Mālik never took a day off. He would study even on the days of `Īd. Indeed, he would wait for the `Īd because he knew that no one else would be competing with him on that day for the attentions of one of Madinah’s scholars, particularly Ibn Shihāb al-Zuhrī. Mālik would later recall one of these `Īd day lessons as follows:
I attended the `Īd prayer. Afterwards, I said to myself: “Ibn Shihāb will be free today.” So I immediately went from the prayer area to sit by his door.

I heard him ask his servant girl: “Look to see who is at the door.”

She told him: “It is that white-skinned associate of yours, Mālik.”
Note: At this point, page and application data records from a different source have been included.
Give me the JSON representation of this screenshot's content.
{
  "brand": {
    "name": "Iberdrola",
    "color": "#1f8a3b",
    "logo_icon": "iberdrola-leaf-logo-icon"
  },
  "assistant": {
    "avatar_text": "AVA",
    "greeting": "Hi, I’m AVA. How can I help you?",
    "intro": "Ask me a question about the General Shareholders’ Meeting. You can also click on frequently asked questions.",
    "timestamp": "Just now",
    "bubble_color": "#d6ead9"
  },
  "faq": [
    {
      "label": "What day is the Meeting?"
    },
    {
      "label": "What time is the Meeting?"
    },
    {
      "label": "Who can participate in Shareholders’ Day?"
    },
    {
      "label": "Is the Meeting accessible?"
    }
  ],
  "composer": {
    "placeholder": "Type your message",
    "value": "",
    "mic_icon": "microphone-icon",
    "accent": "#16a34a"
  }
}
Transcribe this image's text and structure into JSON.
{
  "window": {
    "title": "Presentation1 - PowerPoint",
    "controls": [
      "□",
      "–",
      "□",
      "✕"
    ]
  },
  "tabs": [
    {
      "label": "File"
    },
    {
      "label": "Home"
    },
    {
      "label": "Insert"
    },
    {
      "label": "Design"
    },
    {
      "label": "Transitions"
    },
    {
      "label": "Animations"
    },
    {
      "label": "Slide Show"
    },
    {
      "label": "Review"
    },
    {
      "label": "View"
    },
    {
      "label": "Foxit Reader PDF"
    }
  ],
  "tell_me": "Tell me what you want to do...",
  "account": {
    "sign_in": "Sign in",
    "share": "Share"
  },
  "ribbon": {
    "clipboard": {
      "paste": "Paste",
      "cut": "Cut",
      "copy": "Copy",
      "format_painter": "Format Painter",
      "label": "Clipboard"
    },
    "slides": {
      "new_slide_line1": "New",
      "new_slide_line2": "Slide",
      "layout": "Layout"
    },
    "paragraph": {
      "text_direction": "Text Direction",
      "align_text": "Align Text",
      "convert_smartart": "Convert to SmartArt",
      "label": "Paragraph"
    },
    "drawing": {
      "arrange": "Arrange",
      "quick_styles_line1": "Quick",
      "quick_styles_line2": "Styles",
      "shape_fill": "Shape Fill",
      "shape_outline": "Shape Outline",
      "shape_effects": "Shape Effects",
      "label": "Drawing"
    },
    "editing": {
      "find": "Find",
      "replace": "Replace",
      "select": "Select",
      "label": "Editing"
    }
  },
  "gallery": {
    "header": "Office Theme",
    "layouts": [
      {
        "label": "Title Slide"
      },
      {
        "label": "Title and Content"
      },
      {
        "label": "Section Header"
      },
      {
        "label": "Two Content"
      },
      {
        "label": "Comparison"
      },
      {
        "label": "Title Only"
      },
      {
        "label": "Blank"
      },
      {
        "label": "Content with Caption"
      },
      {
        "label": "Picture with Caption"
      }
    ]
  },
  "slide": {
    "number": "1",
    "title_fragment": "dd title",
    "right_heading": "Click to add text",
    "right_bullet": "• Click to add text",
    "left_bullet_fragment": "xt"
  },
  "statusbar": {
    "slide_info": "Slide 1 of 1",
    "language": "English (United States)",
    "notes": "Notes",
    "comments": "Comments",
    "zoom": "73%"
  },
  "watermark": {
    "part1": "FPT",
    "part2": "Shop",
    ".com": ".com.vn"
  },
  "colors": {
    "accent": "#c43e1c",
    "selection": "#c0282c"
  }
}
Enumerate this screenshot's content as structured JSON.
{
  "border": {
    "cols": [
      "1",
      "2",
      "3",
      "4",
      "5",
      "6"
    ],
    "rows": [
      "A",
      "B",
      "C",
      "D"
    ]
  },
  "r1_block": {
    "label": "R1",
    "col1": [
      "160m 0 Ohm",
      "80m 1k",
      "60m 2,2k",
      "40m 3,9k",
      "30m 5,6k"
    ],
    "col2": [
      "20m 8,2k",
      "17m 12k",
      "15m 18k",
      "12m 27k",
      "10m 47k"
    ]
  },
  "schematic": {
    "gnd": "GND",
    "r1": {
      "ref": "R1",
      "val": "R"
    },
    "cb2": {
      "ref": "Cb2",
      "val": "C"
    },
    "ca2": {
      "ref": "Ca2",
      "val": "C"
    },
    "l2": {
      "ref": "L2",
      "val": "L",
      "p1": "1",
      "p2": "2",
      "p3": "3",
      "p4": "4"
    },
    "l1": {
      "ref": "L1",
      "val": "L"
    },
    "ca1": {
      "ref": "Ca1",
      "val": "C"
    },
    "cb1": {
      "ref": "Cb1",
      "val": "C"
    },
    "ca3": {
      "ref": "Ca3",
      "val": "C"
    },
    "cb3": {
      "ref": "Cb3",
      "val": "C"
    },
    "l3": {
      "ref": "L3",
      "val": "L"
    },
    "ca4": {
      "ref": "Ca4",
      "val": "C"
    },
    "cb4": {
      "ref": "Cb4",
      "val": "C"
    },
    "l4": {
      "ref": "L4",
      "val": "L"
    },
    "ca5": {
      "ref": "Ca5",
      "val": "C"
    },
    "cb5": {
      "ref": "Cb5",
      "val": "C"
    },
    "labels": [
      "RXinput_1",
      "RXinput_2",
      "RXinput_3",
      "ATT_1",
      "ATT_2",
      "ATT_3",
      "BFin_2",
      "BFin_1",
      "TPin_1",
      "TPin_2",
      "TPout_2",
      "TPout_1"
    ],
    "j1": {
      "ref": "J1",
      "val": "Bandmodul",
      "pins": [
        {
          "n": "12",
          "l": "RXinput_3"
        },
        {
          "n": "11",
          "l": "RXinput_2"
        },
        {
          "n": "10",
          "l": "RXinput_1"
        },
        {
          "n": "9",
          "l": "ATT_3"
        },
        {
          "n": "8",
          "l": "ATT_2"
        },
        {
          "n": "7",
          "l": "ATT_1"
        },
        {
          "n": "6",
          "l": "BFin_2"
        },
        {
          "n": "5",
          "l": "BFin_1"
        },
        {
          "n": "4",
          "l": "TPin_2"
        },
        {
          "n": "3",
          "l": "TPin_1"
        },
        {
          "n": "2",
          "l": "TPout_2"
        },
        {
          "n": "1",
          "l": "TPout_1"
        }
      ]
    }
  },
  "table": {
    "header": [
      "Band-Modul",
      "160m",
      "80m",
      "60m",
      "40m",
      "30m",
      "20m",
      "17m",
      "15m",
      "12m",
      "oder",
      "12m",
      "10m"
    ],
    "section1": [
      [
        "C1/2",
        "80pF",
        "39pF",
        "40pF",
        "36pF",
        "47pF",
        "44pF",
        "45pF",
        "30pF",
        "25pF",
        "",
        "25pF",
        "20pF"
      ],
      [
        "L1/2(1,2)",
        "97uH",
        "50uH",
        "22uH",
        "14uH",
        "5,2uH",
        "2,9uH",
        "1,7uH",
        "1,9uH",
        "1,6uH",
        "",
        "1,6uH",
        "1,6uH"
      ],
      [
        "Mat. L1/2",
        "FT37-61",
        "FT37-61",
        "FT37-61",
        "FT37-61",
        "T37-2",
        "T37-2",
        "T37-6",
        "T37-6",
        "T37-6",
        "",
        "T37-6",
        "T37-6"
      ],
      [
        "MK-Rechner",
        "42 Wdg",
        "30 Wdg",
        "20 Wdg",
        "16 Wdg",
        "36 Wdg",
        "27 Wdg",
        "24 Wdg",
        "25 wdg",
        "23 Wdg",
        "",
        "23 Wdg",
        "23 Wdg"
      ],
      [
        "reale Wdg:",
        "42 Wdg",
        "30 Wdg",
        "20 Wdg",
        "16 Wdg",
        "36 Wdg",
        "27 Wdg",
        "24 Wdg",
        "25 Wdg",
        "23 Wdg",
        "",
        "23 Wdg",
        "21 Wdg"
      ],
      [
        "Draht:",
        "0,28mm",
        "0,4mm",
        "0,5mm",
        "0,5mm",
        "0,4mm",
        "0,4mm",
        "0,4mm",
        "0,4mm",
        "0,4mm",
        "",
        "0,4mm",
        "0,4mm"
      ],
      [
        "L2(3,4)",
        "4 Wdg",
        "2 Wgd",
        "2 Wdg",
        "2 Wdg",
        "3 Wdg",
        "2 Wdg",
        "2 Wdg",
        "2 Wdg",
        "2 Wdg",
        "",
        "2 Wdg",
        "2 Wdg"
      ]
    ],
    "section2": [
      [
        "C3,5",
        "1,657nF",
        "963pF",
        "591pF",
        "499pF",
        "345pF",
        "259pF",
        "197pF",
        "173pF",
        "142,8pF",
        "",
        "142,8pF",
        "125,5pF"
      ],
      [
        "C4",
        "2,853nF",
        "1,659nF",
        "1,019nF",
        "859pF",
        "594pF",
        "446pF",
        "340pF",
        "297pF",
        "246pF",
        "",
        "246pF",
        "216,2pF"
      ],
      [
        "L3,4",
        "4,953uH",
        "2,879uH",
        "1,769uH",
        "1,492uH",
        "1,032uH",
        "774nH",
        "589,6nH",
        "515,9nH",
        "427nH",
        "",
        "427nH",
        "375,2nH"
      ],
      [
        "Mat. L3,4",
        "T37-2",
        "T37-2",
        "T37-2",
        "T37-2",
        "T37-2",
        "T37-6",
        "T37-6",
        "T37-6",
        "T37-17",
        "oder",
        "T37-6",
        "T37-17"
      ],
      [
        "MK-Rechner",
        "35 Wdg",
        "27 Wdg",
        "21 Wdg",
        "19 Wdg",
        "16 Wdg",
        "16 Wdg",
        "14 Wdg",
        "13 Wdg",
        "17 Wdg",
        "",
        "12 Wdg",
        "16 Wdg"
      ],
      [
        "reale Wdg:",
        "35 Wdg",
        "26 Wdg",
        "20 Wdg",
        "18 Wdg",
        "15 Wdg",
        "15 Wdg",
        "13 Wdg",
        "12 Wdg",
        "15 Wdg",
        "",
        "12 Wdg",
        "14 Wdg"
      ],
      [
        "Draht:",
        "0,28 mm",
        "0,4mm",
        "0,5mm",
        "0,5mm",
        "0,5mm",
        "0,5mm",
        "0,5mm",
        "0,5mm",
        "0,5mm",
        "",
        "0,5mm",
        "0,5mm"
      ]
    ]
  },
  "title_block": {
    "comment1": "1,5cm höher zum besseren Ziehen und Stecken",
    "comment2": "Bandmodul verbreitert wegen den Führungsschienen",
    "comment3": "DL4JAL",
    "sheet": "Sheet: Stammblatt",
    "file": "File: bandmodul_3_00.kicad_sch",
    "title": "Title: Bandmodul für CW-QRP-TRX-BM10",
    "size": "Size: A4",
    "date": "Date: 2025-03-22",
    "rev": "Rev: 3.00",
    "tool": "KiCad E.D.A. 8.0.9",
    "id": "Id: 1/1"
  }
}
He said: “Let him in.” So I came inside, and then he said to me: “It doesn’t seem like you even had a chance to go to your house before coming here.” I told him that he was right. He asked: “Have you eaten.”

I said “No.”

He said: “Then eat something.”

I said: “That is not what I need.”

“Then what is it that you want?”, he asked.

“I want you to relate knowledge to me.”

“Come here then.”

I took out my copy boards and he related forty hadith to me. I asked him to relate more, but he said: “Forty is enough for you to relate, for you to commit to memory.”

I said: “Indeed, I have already related them.”

He then took the copy boards from my hand and said: “Relate them, then.”

I related them all to him. Then he returned the copy boards to me and said: “Come with me, for you are one of the vessels of knowledge.”
Mālik used to spend all his time following the lessons of Madinah’s jurists and hadith scholars. He was aided in this by his keen intelligence, the availability of scholars in the city, and their openness to students, even on the days of `Īd. The scholars of Madinah were special. Their personalities were influenced by the fact that they lived in the Prophet’s city, and they were the direct successors of his own exquisite manners.

This was the legacy they inherited.